BMAN60111 : IS Strategy & Enterprise Systems

Credit rating 15
Teaching period(s) Semester 1
Aims

It is now widely recognised that information is the lifeblood of companies. IT and Information Systems (IS) were long considered as a separate part in organisations that merely provided some infrastructure and maybe some supporting mechanisms for certain business activities. Recently, it has been recognised that IT and IS form an integral part of organisations. The introduction of Chief Information Officers (CIOs) is evidence of this trend. In addition, organisations start to recognise that IT and IS should be closely linked to business strategy and objectives in order to achieve a competitive advantage. The focus to date has been on automating transactional-based systems in all the business areas of the company, such as production and logistics.

The challenge for managers over the next decade is to build intelligence into their organisations that combine the best elements of integrated transaction-based systems such as Enterprise Resource Planning (ERP), and banking systems, with knowledge-based systems that support individual and group decision making, and enable the communication, storage and leverage of ideas and concepts across global enterprises. The management of ‘big data’ is also a new strategic challenge for companies.

The aim of the course unit is to develop an understanding of key information systems strategy concepts and contemporary developments in IS strategy for competitive advantage, Internet marketing and global systems. Emphasis will be placed on the combination of theory and practice through the strategic analysis of case studies and examples of big data sets in a range of markets.  In lectures and discussion, theory frameworks will be illustrated with international examples and data from banking, telecommunications, grocery, retailing, sports marketing and manufacturing.

Objectives (Learning outcomes)

Academic Knowledge and Intellectual Skills

  • Comprehend key strategic concepts including competitive positioning, the role of IT in a resource based view of the firm, the debate on IT and competitive advantage, the distinction between planned and emergent strategies.
  • Understand the theory of electronic markets and how strategy concepts can be applied to develop an Internet marketing strategy
  • Have knowledge of business computing architectures such as ERP and supply chain systems, including implementation and cost structure models

 

Subject practical skills

 

  • Apply the concepts of IT strategy to evaluate a company’s use of IT in the context of its overall business strategy. This includes the use of ERP as a vital component of a firm’s internal IT infrastructure
  • Analyse the relationships between business and IT strategies and apply these concepts to a range of companies including Amazon, CISCO, TESCO, schwab.com and Vodafone
  • Be able to synthesise external market data with internal performance data and the managerial implications of the resource profile for large-scale IT project implementation
  • Have an appreciation of the use of ‘big data’ in a commercial context, e.g. to be able to relate sales data to online search data in the US automotive industry
  • Have an appreciation and understanding of state of the art technology use in leading companies such as CISCO, Alibaba, Vodafone, TESCO and Capital One.

 

Transferable skills

 

  • Develop a coherent analysis of multiple sources of data, derived from case study and evaluation of online market data and online panel data
  • Contribute to the development, implementation and evaluation of an Internet marketing strategy in a competitive context
Assessment methods

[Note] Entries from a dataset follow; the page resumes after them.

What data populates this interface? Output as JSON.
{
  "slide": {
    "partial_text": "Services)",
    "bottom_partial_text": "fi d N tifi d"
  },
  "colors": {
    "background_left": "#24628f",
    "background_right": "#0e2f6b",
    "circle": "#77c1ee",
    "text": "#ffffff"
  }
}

Individual Essay (100%)

Information

Informal Contact Methods

Blackboard discussion Forum

Course unit overview

New technology, including the e-commerce, mobile devices, enterprise systems, Internet of Things, apps and social media are continuing to revolutionize business. This course explores the interactions between these technologies and business using a variety of strategy, marketing and technology frameworks to try and make sense of the modern business environment in a rigorous manner using relevant examples so that students will be able to apply the ideas and concepts in a practical manner, for example working as a technology or strategy consultant. No technology or business knowledge is required and the subjects are taught from first principles. The overarching philosophy of the course is to cover the most important emerging themes in an exciting and interactive manner. Students will gain access to new theories and business concepts and learn using case studies, discussion, exposure to industry speakers and projects, including one on the analysis of big data in an e-commerce context.

Teaching staff No available data to display.
Timetable Lectures - 30 hours
Teaching and learning methods No available data to display.